Jazz Legend Nina Simone Dies
Though she remained a top concert draw in her later years, she was quite frail.
At a 2001 concert at Carnegie Hall, she had to be helped to the stage, and was later seen sitting backstage in a wheelchair.
Eric Hanson, an agent with her U.S. booking agency Ted Kurland Associates, confirmed the death to The Associated Press.
Born Eunice Kathleen Waymon in Tryon, N.C., she was a classically trained pianist whose songs ranged from blues to spirituals to classical fare. But she gained fame in 1959 with her recording of “I Loves You Porgy,” from the musical “Porgy & Bess.”
She later became a voice of the civil rights movement, with her song “Mississippi Goddam,” and later, “To Be Young, Gifted and Black.”

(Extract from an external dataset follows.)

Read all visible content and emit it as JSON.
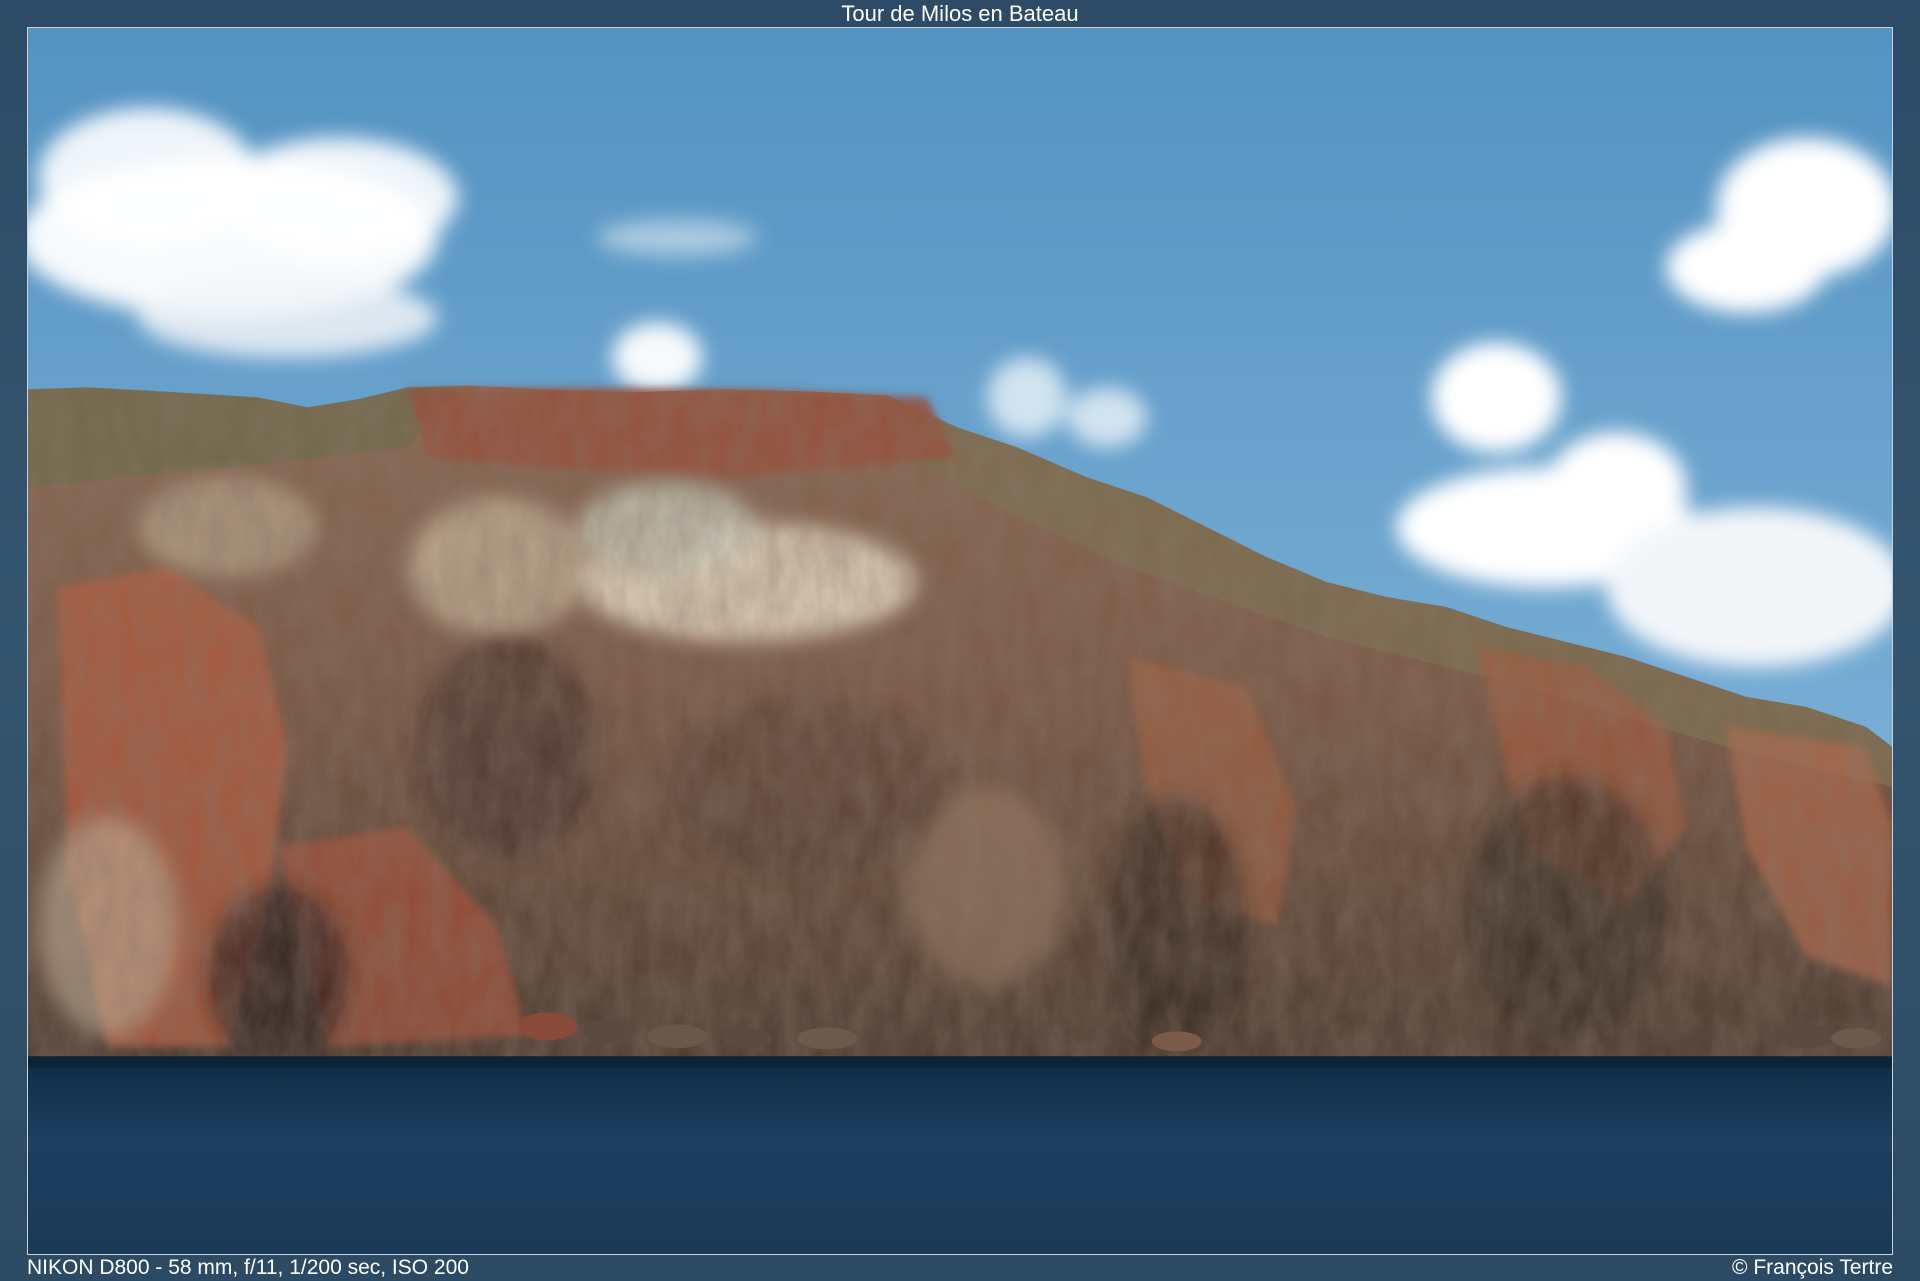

Simone spent much of her recent time in France, and in a 1998 interview blamed racism in the United States for her decision to live abroad, saying that as a black person she has “paid a heavy price for fighting the establishment.” She did not elaborate but said racial inequality in the United States was “worse than ever.”
She left the United States in 1973 and lived in the Caribbean and Africa before settling in Europe.
Simone, who had a regal presence onstage, enjoyed perhaps her greatest success in the 1960s and 70s, with songs like “I Want A Little Sugar in My Bowl,” and “Peaches.”
She recorded songs from as diverse as Bob Dylan to the Bee Gees and made them her own. Perhaps one of her more popular covers was her version of Dylan’s “House of the Rising Sun.”
She was survived by a daughter, Lisa, according to her personal manager, Clifton Henderson.